(Supplied information Opens)
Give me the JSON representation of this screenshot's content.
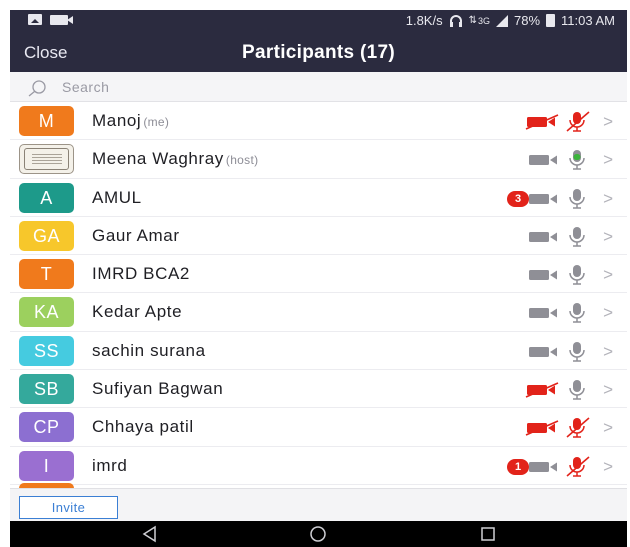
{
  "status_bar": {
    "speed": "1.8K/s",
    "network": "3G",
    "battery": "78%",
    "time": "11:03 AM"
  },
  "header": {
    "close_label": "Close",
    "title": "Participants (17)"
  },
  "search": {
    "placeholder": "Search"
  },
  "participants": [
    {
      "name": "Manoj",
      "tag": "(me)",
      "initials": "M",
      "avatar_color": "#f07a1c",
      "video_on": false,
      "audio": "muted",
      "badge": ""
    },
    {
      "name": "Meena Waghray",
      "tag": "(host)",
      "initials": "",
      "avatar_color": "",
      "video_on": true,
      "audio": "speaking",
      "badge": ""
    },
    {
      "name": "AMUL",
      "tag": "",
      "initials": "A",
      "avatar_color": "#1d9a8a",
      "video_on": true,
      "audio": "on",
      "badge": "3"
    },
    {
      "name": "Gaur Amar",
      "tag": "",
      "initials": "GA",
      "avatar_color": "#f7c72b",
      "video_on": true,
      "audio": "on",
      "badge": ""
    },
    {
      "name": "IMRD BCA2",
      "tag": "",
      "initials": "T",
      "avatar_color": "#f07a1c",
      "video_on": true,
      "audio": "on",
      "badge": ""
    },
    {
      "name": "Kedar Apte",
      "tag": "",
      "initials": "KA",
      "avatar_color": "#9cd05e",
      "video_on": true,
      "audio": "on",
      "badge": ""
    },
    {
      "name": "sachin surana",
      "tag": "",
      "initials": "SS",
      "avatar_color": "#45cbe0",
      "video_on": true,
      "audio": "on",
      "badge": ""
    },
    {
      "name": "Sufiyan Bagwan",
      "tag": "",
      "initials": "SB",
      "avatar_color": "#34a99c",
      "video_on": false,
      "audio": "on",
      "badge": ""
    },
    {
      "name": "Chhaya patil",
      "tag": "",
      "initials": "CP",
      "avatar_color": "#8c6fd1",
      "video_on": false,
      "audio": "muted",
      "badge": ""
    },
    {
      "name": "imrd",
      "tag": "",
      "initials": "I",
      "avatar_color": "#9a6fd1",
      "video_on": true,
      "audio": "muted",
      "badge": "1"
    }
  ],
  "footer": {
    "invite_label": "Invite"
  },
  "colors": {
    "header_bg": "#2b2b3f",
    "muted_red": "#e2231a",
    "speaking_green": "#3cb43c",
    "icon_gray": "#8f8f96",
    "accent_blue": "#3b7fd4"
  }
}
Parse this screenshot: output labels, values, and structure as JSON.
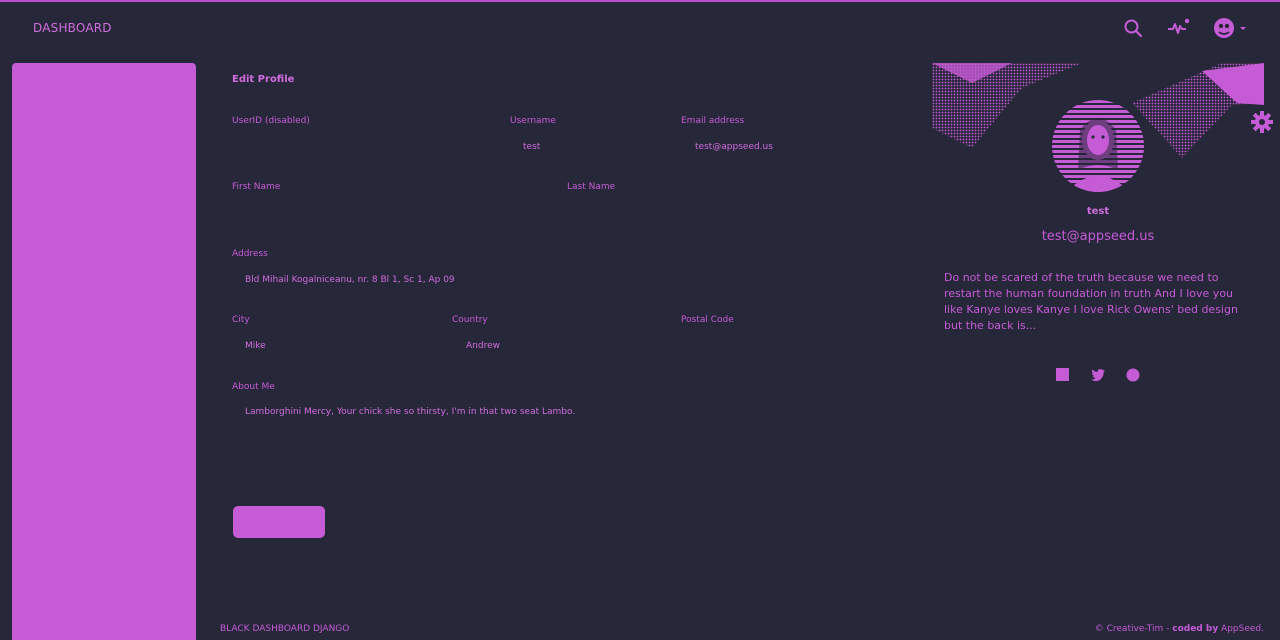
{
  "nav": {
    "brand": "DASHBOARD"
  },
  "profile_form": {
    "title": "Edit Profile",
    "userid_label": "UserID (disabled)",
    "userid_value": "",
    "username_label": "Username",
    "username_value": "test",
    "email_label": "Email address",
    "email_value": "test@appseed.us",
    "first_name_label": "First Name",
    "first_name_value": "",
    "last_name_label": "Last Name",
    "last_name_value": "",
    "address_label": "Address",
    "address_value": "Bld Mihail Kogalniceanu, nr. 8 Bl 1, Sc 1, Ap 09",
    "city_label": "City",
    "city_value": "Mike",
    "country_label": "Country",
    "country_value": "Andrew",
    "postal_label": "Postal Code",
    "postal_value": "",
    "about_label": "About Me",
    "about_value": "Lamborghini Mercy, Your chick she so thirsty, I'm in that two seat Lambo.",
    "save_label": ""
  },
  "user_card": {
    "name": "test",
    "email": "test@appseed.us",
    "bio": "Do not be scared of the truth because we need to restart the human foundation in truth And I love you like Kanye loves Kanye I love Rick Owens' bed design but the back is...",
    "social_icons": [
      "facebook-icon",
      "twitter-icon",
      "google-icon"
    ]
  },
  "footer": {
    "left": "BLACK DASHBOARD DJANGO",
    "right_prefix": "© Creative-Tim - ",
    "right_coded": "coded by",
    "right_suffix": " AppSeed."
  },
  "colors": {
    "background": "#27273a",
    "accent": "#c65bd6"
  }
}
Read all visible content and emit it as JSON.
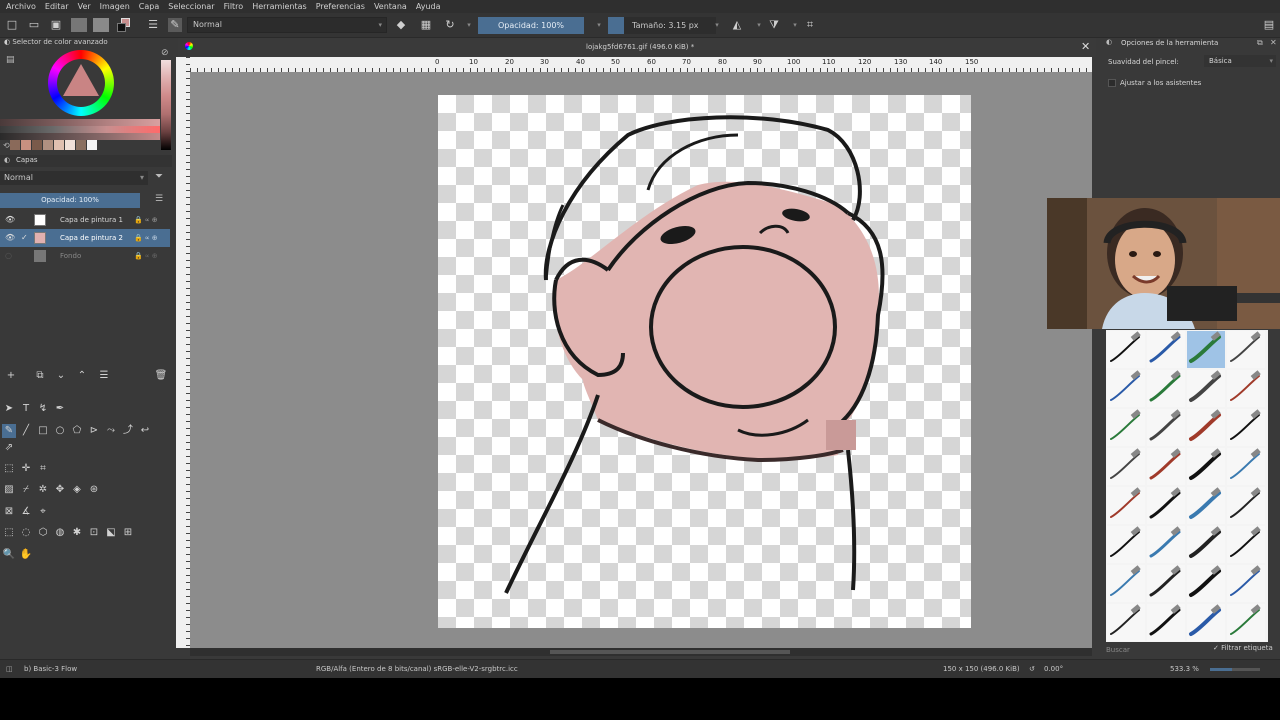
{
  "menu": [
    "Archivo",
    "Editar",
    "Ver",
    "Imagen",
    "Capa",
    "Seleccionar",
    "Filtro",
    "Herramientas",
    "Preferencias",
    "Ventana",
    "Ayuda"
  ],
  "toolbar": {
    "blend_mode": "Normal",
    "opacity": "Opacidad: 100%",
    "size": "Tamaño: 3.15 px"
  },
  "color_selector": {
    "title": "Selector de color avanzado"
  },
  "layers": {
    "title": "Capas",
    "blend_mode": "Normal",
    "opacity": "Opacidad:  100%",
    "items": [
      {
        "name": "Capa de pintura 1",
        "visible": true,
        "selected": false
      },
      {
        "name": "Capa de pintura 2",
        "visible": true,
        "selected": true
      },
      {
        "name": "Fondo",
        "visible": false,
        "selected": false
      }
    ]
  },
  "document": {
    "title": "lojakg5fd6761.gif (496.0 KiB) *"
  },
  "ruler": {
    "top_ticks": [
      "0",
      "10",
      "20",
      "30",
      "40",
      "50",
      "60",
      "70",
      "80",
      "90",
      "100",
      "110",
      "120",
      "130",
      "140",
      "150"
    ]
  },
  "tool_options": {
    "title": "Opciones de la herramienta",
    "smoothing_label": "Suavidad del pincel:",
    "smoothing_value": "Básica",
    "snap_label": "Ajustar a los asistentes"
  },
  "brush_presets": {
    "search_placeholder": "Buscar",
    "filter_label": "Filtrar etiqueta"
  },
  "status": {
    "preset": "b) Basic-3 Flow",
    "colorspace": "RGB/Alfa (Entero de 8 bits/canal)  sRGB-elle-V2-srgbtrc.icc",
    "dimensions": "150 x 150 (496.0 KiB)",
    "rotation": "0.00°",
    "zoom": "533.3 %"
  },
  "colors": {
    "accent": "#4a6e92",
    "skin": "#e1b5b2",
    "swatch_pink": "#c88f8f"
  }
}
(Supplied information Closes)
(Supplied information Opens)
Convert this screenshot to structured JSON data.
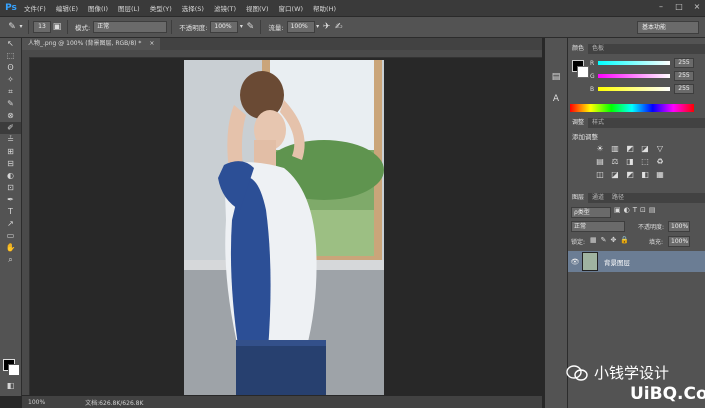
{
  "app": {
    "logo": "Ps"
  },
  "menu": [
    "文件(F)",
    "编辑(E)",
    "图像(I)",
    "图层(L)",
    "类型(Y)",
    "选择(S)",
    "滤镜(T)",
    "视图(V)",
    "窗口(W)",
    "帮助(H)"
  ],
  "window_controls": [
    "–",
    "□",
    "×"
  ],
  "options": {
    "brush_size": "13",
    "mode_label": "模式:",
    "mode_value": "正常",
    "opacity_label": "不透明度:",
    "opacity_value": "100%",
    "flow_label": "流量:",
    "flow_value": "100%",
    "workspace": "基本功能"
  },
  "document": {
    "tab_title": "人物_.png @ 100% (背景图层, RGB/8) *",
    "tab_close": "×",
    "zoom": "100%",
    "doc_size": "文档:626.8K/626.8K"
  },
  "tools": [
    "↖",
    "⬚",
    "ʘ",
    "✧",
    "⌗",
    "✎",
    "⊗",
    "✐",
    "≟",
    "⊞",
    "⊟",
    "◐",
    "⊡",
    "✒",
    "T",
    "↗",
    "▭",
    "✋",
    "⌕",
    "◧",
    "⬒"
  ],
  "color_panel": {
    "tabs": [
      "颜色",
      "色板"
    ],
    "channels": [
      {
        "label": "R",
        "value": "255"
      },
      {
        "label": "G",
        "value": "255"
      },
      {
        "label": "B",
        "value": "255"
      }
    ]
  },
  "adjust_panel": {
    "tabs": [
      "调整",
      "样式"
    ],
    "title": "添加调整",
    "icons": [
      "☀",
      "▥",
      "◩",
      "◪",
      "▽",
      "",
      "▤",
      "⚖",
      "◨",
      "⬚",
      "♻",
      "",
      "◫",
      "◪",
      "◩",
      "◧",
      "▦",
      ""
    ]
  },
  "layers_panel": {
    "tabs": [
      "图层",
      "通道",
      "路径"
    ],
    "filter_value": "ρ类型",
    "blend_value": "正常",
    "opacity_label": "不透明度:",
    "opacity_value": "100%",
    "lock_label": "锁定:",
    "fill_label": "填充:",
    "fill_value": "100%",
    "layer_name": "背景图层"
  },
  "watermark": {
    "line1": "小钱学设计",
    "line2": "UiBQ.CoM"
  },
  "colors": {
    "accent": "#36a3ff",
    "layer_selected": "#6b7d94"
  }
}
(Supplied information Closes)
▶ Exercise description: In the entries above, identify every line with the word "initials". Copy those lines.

▶ Written solution:
      "initials": "M",
      "initials": "",
      "initials": "A",
      "initials": "GA",
      "initials": "T",
      "initials": "KA",
      "initials": "SS",
      "initials": "SB",
      "initials": "CP",
      "initials": "I",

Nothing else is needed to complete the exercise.